For Fact Tank’s anniversary, a look back at the news in the numbers
Here’s a roundup of our most-visited blog posts over the past year, along with some insights into the editorial thinking behind them.
Americans are aging, but not as fast as people in Germany, Italy and Japan
At least one-in-five people in Japan, Germany and Italy are already aged 65 or older, and most other European countries are close behind.
Family Support in Graying Societies
America is turning gray, with the share of people ages 65 and older expected to rise more than 50% by 2050 – a trend that may burden more families. But Germany and Italy are already there, with a fifth of their population in that age range.
Mainline Protestants make up shrinking number of U.S. adults
In recent years, the share of Americans who identify with mainline Protestantism has been shrinking significantly, a trend driven partly by generational change.
Millennials increasingly are driving growth of ‘nones’
The 35% of Millennials who do not identify with a religion is double the share of unaffiliated Baby Boomers (17%) and more than three times the share of members of the Silent generation (11%).
For young Americans, unemployment returns to pre-recession levels
More than half (50.9%) of the nation’s nearly 8 million unemployed for April are ages 16 to 34 – even though that group makes up just over a third of the civilian labor force.
A Different Look at Generations and Partisanship
When it comes to partisanship, there are sizable variations within generations, as well as between them. The formative political experiences of the youngest and oldest of each generation can differ considerably.
Comparing Millennials to Other Generations
Our interactive graphic compares the generations today and in the years that each generation was young (ages 18 to 33) to demonstrate this sea change in the activities and experiences of young adults that has occurred over the past 50 years.
63% of Republican Millennials favor marijuana legalization
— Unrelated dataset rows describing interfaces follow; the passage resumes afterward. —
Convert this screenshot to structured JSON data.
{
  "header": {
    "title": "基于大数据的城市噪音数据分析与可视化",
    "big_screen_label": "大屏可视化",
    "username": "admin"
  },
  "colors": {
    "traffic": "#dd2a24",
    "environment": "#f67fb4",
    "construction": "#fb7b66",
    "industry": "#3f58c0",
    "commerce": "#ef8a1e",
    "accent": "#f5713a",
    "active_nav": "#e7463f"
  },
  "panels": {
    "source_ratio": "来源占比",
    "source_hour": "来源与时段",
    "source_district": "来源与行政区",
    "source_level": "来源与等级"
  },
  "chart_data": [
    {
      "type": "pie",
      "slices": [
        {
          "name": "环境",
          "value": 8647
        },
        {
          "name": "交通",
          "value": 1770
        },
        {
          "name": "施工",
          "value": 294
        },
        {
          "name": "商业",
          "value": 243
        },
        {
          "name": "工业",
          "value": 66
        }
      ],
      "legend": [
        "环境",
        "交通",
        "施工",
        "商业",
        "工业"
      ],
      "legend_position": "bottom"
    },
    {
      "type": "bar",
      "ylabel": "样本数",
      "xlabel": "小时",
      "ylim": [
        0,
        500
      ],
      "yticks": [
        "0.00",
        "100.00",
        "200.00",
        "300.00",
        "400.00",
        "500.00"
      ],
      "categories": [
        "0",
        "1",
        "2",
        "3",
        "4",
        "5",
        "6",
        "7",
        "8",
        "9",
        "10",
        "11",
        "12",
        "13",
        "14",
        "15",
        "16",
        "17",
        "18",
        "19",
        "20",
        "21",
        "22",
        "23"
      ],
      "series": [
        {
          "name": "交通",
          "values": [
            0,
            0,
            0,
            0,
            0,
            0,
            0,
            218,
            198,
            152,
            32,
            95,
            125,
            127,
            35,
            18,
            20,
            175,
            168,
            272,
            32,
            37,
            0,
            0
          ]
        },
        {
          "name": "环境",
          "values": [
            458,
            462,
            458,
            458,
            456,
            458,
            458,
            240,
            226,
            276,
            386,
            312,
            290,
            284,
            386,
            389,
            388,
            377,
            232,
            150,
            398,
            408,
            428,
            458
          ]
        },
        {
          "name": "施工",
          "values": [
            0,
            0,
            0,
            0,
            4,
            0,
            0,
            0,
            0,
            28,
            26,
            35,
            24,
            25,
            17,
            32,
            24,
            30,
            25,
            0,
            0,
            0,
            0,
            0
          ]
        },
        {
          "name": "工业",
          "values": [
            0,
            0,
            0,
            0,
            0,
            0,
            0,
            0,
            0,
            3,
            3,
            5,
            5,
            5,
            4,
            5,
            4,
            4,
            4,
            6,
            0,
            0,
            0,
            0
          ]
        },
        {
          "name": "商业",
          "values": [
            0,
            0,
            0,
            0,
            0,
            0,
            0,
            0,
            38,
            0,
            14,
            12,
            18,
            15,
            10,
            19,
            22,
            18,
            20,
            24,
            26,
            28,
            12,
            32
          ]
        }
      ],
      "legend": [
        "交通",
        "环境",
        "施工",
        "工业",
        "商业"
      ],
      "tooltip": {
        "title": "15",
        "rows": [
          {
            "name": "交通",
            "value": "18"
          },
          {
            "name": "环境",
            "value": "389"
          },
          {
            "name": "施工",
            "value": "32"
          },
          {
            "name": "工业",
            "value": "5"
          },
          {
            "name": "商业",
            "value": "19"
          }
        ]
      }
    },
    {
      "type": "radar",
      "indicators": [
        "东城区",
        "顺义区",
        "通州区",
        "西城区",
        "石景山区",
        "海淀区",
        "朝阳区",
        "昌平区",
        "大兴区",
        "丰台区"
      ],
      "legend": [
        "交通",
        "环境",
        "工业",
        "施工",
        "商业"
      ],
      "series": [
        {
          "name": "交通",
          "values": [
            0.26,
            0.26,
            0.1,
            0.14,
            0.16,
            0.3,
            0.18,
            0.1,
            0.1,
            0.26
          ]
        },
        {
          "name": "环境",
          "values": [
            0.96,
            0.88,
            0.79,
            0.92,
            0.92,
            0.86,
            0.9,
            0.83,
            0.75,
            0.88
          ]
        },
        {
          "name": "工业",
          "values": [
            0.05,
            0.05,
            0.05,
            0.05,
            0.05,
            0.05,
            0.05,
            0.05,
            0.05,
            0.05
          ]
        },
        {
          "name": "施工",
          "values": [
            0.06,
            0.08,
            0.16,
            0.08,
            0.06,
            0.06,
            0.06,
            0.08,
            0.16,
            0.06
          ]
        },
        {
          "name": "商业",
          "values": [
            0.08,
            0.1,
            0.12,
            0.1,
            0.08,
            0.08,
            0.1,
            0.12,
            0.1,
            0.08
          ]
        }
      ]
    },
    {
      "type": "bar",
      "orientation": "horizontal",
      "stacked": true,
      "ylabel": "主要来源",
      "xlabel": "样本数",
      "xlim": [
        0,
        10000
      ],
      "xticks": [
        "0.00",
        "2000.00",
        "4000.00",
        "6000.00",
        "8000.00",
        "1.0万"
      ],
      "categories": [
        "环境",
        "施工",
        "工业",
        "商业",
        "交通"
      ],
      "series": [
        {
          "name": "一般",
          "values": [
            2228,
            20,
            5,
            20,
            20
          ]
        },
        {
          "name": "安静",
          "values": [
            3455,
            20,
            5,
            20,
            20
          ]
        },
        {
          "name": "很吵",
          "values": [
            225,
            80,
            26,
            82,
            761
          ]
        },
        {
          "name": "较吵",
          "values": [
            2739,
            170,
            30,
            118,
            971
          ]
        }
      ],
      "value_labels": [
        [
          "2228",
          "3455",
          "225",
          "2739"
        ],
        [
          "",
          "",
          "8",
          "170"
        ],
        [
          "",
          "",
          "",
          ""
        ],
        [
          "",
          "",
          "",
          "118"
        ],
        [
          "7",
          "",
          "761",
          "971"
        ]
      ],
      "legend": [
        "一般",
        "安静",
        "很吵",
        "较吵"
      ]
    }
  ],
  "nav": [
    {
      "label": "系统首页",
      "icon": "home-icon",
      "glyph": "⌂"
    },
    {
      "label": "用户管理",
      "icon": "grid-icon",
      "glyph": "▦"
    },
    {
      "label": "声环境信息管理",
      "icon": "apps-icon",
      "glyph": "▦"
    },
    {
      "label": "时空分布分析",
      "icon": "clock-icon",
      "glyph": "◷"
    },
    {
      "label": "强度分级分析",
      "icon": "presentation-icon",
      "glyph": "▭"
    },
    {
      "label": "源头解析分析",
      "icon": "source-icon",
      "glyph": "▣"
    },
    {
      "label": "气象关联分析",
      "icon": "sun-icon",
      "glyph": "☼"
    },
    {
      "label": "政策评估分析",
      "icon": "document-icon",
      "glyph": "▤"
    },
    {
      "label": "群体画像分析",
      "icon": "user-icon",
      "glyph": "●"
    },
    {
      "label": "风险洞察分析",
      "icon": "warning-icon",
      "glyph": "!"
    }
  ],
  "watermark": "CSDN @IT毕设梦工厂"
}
Republican Millennials, however, are not as supportive of marijuana legalization as their young Democratic and Democratic-leaning counterparts.
South Korea’s Millennials downbeat about payoff of education, future
Young people there were less likely than those ages 50 and older to say children today will be better off financially than their parents.